- [WORK TO COMPLETE]:
Below are entries to return in full. Keep each one exact.

--- START ---

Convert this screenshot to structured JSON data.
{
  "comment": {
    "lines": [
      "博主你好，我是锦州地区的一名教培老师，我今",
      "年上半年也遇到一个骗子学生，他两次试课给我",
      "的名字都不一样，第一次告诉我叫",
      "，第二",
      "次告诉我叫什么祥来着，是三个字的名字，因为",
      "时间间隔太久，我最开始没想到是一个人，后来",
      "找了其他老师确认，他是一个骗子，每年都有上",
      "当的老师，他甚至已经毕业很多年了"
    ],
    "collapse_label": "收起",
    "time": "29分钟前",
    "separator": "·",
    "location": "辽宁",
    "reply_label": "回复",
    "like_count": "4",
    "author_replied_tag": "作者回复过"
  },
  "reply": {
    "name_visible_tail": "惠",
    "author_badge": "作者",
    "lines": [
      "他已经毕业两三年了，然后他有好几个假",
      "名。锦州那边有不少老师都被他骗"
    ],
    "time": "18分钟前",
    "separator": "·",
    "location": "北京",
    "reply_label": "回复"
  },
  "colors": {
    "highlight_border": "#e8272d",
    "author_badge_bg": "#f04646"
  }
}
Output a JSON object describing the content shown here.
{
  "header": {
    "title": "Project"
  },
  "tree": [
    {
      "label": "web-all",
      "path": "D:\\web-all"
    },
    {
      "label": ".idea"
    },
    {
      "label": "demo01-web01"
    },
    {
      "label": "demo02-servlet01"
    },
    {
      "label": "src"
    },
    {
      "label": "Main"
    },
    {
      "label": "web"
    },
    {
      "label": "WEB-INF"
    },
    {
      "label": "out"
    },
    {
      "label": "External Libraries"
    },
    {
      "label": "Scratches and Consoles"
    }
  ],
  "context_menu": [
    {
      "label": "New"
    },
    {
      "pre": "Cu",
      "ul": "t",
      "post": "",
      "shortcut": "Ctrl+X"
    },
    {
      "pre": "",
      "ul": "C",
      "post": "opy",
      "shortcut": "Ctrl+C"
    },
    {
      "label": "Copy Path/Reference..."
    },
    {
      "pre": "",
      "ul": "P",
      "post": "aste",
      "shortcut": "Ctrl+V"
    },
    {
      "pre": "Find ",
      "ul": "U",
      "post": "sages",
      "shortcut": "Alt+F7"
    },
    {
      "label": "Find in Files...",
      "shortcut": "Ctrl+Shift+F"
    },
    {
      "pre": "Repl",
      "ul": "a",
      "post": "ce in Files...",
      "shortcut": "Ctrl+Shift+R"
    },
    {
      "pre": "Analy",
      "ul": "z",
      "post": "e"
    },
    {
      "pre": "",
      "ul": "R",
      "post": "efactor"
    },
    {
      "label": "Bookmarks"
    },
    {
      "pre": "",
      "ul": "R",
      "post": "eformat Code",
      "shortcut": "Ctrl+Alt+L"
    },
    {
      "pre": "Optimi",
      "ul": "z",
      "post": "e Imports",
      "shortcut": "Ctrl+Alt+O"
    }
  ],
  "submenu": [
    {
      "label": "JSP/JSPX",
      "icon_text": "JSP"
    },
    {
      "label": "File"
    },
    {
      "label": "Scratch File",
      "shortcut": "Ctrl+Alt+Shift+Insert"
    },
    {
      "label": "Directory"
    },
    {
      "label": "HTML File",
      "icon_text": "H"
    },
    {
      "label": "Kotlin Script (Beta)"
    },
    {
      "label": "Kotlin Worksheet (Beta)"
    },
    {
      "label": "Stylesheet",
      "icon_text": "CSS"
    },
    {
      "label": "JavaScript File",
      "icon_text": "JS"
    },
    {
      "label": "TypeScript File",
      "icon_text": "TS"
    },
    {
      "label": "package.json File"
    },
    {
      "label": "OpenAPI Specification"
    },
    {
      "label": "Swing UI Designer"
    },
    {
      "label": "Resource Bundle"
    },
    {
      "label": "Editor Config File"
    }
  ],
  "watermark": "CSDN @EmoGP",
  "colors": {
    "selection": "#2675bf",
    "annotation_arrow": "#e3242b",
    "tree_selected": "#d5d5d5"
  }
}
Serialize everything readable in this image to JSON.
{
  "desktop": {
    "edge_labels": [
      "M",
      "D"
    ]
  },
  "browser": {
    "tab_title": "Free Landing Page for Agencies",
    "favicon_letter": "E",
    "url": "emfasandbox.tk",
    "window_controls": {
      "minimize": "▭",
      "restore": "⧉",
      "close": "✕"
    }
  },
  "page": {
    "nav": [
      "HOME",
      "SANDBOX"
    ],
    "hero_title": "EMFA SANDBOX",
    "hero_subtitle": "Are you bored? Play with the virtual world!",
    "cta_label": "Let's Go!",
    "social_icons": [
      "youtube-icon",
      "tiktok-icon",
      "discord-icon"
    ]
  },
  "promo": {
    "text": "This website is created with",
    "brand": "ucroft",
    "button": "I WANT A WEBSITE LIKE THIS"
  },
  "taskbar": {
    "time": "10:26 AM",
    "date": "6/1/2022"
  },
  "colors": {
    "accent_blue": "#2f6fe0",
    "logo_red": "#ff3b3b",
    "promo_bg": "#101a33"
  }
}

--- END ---

- [REPLY]:
Convert this screenshot to structured JSON data.
{
  "comment": {
    "lines": [
      "博主你好，我是锦州地区的一名教培老师，我今",
      "年上半年也遇到一个骗子学生，他两次试课给我",
      "的名字都不一样，第一次告诉我叫",
      "，第二",
      "次告诉我叫什么祥来着，是三个字的名字，因为",
      "时间间隔太久，我最开始没想到是一个人，后来",
      "找了其他老师确认，他是一个骗子，每年都有上",
      "当的老师，他甚至已经毕业很多年了"
    ],
    "collapse_label": "收起",
    "time": "29分钟前",
    "separator": "·",
    "location": "辽宁",
    "reply_label": "回复",
    "like_count": "4",
    "author_replied_tag": "作者回复过"
  },
  "reply": {
    "name_visible_tail": "惠",
    "author_badge": "作者",
    "lines": [
      "他已经毕业两三年了，然后他有好几个假",
      "名。锦州那边有不少老师都被他骗"
    ],
    "time": "18分钟前",
    "separator": "·",
    "location": "北京",
    "reply_label": "回复"
  },
  "colors": {
    "highlight_border": "#e8272d",
    "author_badge_bg": "#f04646"
  }
}
Output a JSON object describing the content shown here.
{
  "header": {
    "title": "Project"
  },
  "tree": [
    {
      "label": "web-all",
      "path": "D:\\web-all"
    },
    {
      "label": ".idea"
    },
    {
      "label": "demo01-web01"
    },
    {
      "label": "demo02-servlet01"
    },
    {
      "label": "src"
    },
    {
      "label": "Main"
    },
    {
      "label": "web"
    },
    {
      "label": "WEB-INF"
    },
    {
      "label": "out"
    },
    {
      "label": "External Libraries"
    },
    {
      "label": "Scratches and Consoles"
    }
  ],
  "context_menu": [
    {
      "label": "New"
    },
    {
      "pre": "Cu",
      "ul": "t",
      "post": "",
      "shortcut": "Ctrl+X"
    },
    {
      "pre": "",
      "ul": "C",
      "post": "opy",
      "shortcut": "Ctrl+C"
    },
    {
      "label": "Copy Path/Reference..."
    },
    {
      "pre": "",
      "ul": "P",
      "post": "aste",
      "shortcut": "Ctrl+V"
    },
    {
      "pre": "Find ",
      "ul": "U",
      "post": "sages",
      "shortcut": "Alt+F7"
    },
    {
      "label": "Find in Files...",
      "shortcut": "Ctrl+Shift+F"
    },
    {
      "pre": "Repl",
      "ul": "a",
      "post": "ce in Files...",
      "shortcut": "Ctrl+Shift+R"
    },
    {
      "pre": "Analy",
      "ul": "z",
      "post": "e"
    },
    {
      "pre": "",
      "ul": "R",
      "post": "efactor"
    },
    {
      "label": "Bookmarks"
    },
    {
      "pre": "",
      "ul": "R",
      "post": "eformat Code",
      "shortcut": "Ctrl+Alt+L"
    },
    {
      "pre": "Optimi",
      "ul": "z",
      "post": "e Imports",
      "shortcut": "Ctrl+Alt+O"
    }
  ],
  "submenu": [
    {
      "label": "JSP/JSPX",
      "icon_text": "JSP"
    },
    {
      "label": "File"
    },
    {
      "label": "Scratch File",
      "shortcut": "Ctrl+Alt+Shift+Insert"
    },
    {
      "label": "Directory"
    },
    {
      "label": "HTML File",
      "icon_text": "H"
    },
    {
      "label": "Kotlin Script (Beta)"
    },
    {
      "label": "Kotlin Worksheet (Beta)"
    },
    {
      "label": "Stylesheet",
      "icon_text": "CSS"
    },
    {
      "label": "JavaScript File",
      "icon_text": "JS"
    },
    {
      "label": "TypeScript File",
      "icon_text": "TS"
    },
    {
      "label": "package.json File"
    },
    {
      "label": "OpenAPI Specification"
    },
    {
      "label": "Swing UI Designer"
    },
    {
      "label": "Resource Bundle"
    },
    {
      "label": "Editor Config File"
    }
  ],
  "watermark": "CSDN @EmoGP",
  "colors": {
    "selection": "#2675bf",
    "annotation_arrow": "#e3242b",
    "tree_selected": "#d5d5d5"
  }
}
Serialize everything readable in this image to JSON.
{
  "desktop": {
    "edge_labels": [
      "M",
      "D"
    ]
  },
  "browser": {
    "tab_title": "Free Landing Page for Agencies",
    "favicon_letter": "E",
    "url": "emfasandbox.tk",
    "window_controls": {
      "minimize": "▭",
      "restore": "⧉",
      "close": "✕"
    }
  },
  "page": {
    "nav": [
      "HOME",
      "SANDBOX"
    ],
    "hero_title": "EMFA SANDBOX",
    "hero_subtitle": "Are you bored? Play with the virtual world!",
    "cta_label": "Let's Go!",
    "social_icons": [
      "youtube-icon",
      "tiktok-icon",
      "discord-icon"
    ]
  },
  "promo": {
    "text": "This website is created with",
    "brand": "ucroft",
    "button": "I WANT A WEBSITE LIKE THIS"
  },
  "taskbar": {
    "time": "10:26 AM",
    "date": "6/1/2022"
  },
  "colors": {
    "accent_blue": "#2f6fe0",
    "logo_red": "#ff3b3b",
    "promo_bg": "#101a33"
  }
}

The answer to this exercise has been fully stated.